July 1938. Fewer than 5 percent of Americans surveyed at the time believed that the United States should raise its immigration quotas or encourage political refugees fleeing fascist states in Europe — the vast majority of whom were Jewish — to voyage across the Atlantic. Two-thirds of the respondents agreed with the proposition that “we should try to keep them out.”
Then a later poll:

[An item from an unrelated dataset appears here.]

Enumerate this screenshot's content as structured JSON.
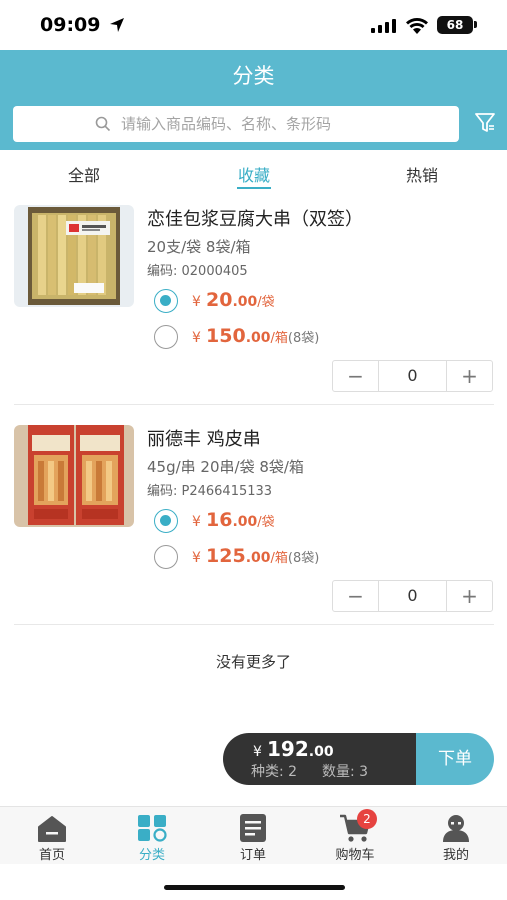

Two-thirds of Americans polled by Gallup’s American Institute of Public Opinion in January 1939 — well after the events of Kristallnacht — said they would not take in 10,000 German Jewish refugee children.